Exercise directions
Could you filter the records below and return each line that holds "icon"?

(Stored items from a collection)
-.-.-
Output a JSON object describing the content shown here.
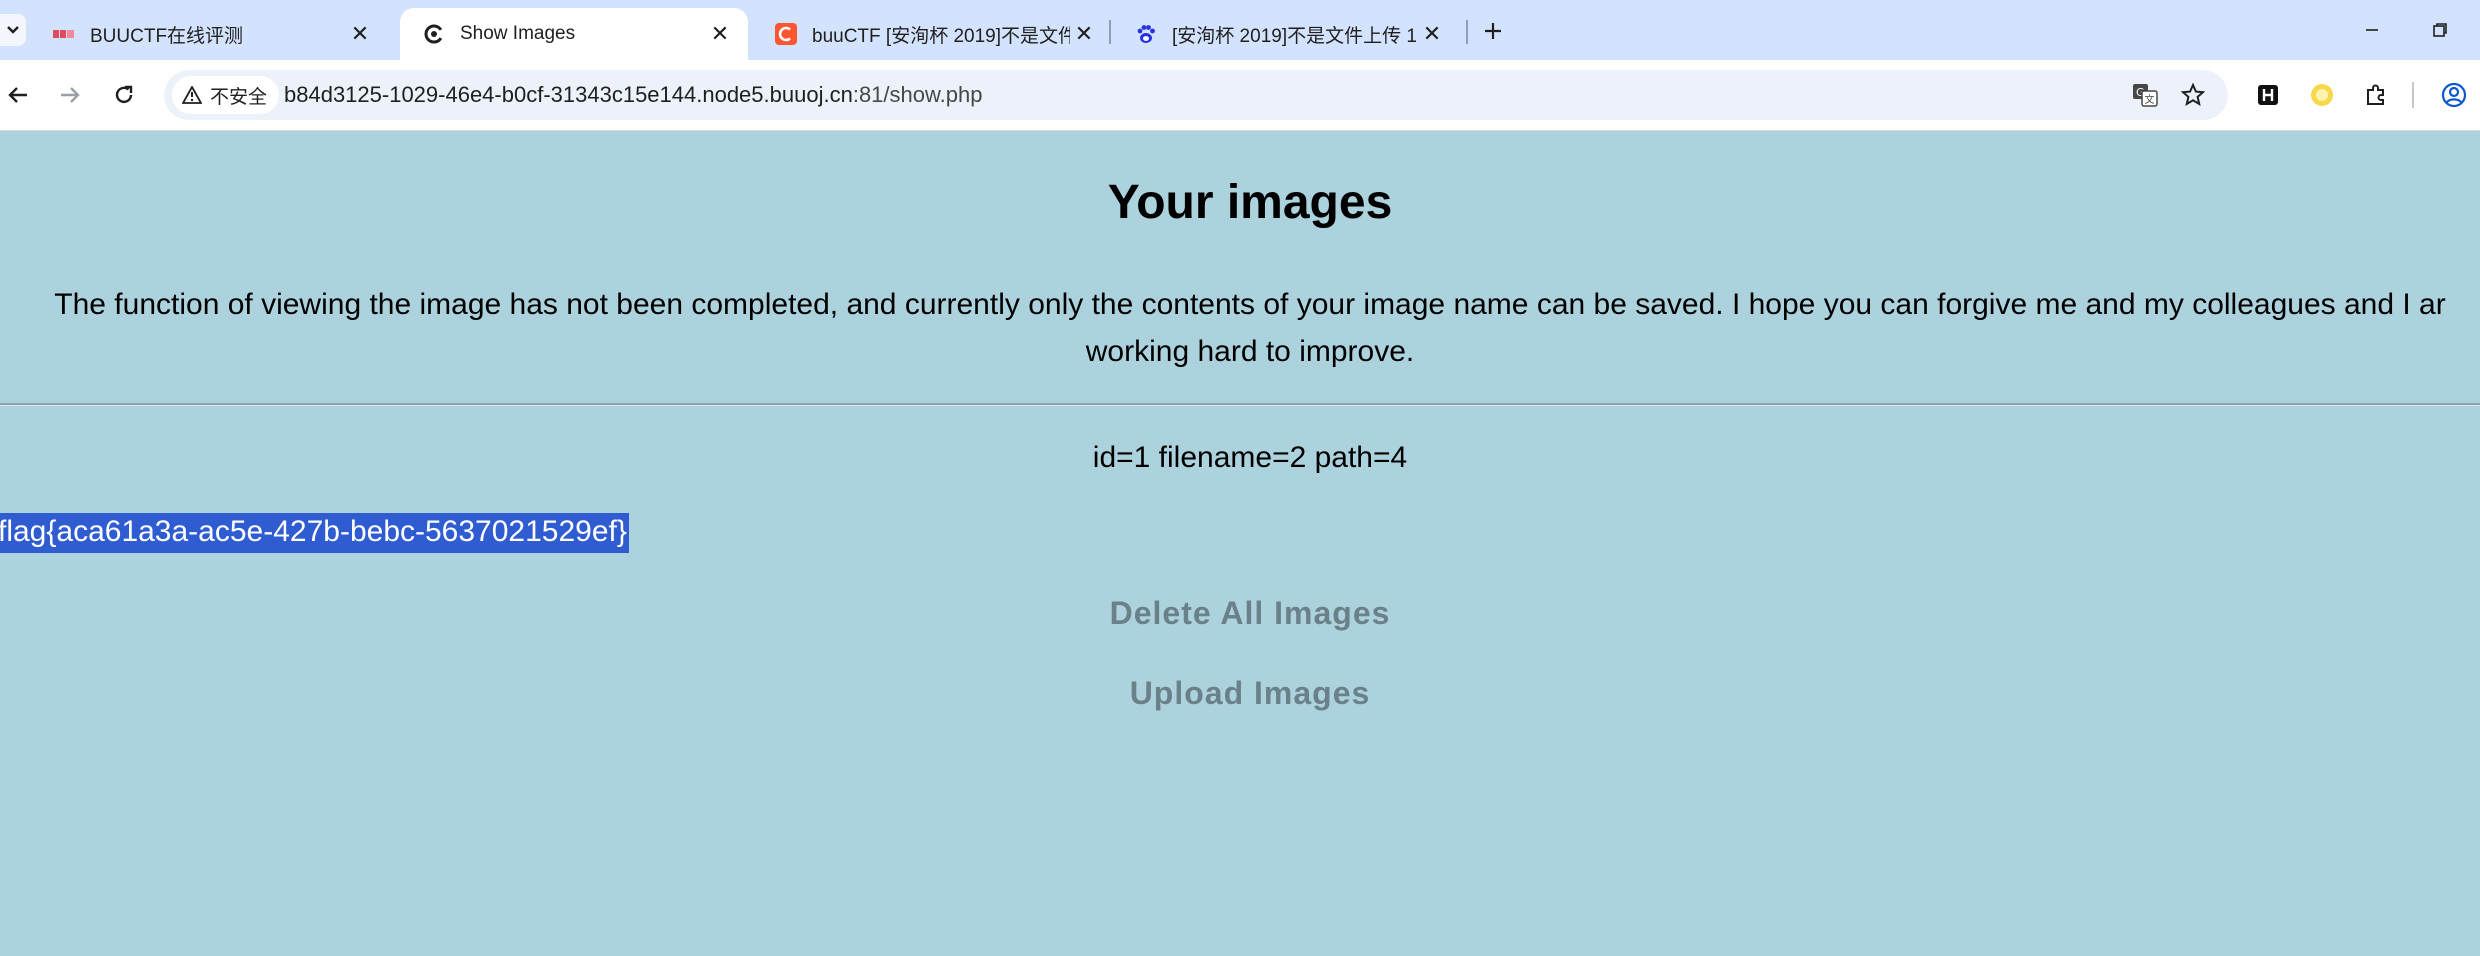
{
  "tabs": [
    {
      "title": "BUUCTF在线评测",
      "icon": "buuctf-icon",
      "active": false
    },
    {
      "title": "Show Images",
      "icon": "site-icon",
      "active": true
    },
    {
      "title": "buuCTF [安洵杯 2019]不是文件",
      "icon": "csdn-icon",
      "active": false
    },
    {
      "title": "[安洵杯 2019]不是文件上传 1",
      "icon": "baidu-paw-icon",
      "active": false
    }
  ],
  "toolbar": {
    "security_label": "不安全",
    "url_host": "b84d3125-1029-46e4-b0cf-31343c15e144.node5.buuoj.cn",
    "url_path": ":81/show.php"
  },
  "page": {
    "heading": "Your images",
    "description_line1": "The function of viewing the image has not been completed, and currently only the contents of your image name can be saved. I hope you can forgive me and my colleagues and I ar",
    "description_line2": "working hard to improve.",
    "ids_line": "id=1 filename=2 path=4",
    "flag_text": "flag{aca61a3a-ac5e-427b-bebc-5637021529ef}",
    "delete_label": "Delete All Images",
    "upload_label": "Upload Images"
  },
  "colors": {
    "page_background": "#acd2dd",
    "selection": "#2f5cd1",
    "action_text": "#6b8189",
    "tabstrip": "#d3e3fd"
  }
}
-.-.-
Exercise response
      "icon": "buuctf-icon",
      "icon": "site-icon",
      "icon": "csdn-icon",
      "icon": "baidu-paw-icon",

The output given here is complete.